> _Excerpts from a dataset_:
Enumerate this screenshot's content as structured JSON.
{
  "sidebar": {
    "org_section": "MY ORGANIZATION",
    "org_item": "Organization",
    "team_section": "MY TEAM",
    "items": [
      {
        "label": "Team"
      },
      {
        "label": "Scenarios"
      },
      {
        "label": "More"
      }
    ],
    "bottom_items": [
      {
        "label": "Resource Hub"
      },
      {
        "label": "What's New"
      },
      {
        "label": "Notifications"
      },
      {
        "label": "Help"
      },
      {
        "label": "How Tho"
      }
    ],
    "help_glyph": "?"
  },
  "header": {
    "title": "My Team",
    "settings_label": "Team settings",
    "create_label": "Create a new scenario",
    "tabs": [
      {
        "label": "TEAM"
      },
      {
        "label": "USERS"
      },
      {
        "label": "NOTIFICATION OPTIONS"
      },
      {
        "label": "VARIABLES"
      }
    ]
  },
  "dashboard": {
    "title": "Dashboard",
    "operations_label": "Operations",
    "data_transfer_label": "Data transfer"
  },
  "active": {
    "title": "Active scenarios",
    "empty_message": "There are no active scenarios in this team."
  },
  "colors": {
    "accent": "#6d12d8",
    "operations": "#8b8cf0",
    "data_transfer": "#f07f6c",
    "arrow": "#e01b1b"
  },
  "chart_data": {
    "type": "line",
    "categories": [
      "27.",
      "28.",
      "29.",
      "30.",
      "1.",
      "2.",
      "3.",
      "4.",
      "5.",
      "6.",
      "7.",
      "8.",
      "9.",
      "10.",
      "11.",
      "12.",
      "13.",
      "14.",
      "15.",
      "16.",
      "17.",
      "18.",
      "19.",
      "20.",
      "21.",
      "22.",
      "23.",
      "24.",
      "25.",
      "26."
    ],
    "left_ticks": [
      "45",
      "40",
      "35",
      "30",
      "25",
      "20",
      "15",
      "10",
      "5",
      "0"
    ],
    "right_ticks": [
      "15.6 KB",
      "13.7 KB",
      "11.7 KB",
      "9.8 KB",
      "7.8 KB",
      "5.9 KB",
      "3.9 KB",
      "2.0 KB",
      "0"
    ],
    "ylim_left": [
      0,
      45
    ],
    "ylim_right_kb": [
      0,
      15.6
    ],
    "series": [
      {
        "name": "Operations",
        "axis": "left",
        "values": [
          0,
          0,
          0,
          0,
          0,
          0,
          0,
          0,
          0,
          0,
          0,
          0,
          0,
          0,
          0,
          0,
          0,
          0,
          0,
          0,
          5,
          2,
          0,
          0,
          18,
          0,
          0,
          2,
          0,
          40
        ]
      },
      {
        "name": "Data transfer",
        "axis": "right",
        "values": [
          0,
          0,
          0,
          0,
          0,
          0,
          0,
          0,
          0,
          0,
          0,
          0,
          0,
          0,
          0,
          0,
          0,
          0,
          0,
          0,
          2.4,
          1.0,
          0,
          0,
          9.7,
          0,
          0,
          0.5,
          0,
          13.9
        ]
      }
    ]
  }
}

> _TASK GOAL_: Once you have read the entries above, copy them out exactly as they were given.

> _ANSWER TO THIS TASK_:
Enumerate this screenshot's content as structured JSON.
{
  "sidebar": {
    "org_section": "MY ORGANIZATION",
    "org_item": "Organization",
    "team_section": "MY TEAM",
    "items": [
      {
        "label": "Team"
      },
      {
        "label": "Scenarios"
      },
      {
        "label": "More"
      }
    ],
    "bottom_items": [
      {
        "label": "Resource Hub"
      },
      {
        "label": "What's New"
      },
      {
        "label": "Notifications"
      },
      {
        "label": "Help"
      },
      {
        "label": "How Tho"
      }
    ],
    "help_glyph": "?"
  },
  "header": {
    "title": "My Team",
    "settings_label": "Team settings",
    "create_label": "Create a new scenario",
    "tabs": [
      {
        "label": "TEAM"
      },
      {
        "label": "USERS"
      },
      {
        "label": "NOTIFICATION OPTIONS"
      },
      {
        "label": "VARIABLES"
      }
    ]
  },
  "dashboard": {
    "title": "Dashboard",
    "operations_label": "Operations",
    "data_transfer_label": "Data transfer"
  },
  "active": {
    "title": "Active scenarios",
    "empty_message": "There are no active scenarios in this team."
  },
  "colors": {
    "accent": "#6d12d8",
    "operations": "#8b8cf0",
    "data_transfer": "#f07f6c",
    "arrow": "#e01b1b"
  },
  "chart_data": {
    "type": "line",
    "categories": [
      "27.",
      "28.",
      "29.",
      "30.",
      "1.",
      "2.",
      "3.",
      "4.",
      "5.",
      "6.",
      "7.",
      "8.",
      "9.",
      "10.",
      "11.",
      "12.",
      "13.",
      "14.",
      "15.",
      "16.",
      "17.",
      "18.",
      "19.",
      "20.",
      "21.",
      "22.",
      "23.",
      "24.",
      "25.",
      "26."
    ],
    "left_ticks": [
      "45",
      "40",
      "35",
      "30",
      "25",
      "20",
      "15",
      "10",
      "5",
      "0"
    ],
    "right_ticks": [
      "15.6 KB",
      "13.7 KB",
      "11.7 KB",
      "9.8 KB",
      "7.8 KB",
      "5.9 KB",
      "3.9 KB",
      "2.0 KB",
      "0"
    ],
    "ylim_left": [
      0,
      45
    ],
    "ylim_right_kb": [
      0,
      15.6
    ],
    "series": [
      {
        "name": "Operations",
        "axis": "left",
        "values": [
          0,
          0,
          0,
          0,
          0,
          0,
          0,
          0,
          0,
          0,
          0,
          0,
          0,
          0,
          0,
          0,
          0,
          0,
          0,
          0,
          5,
          2,
          0,
          0,
          18,
          0,
          0,
          2,
          0,
          40
        ]
      },
      {
        "name": "Data transfer",
        "axis": "right",
        "values": [
          0,
          0,
          0,
          0,
          0,
          0,
          0,
          0,
          0,
          0,
          0,
          0,
          0,
          0,
          0,
          0,
          0,
          0,
          0,
          0,
          2.4,
          1.0,
          0,
          0,
          9.7,
          0,
          0,
          0.5,
          0,
          13.9
        ]
      }
    ]
  }
}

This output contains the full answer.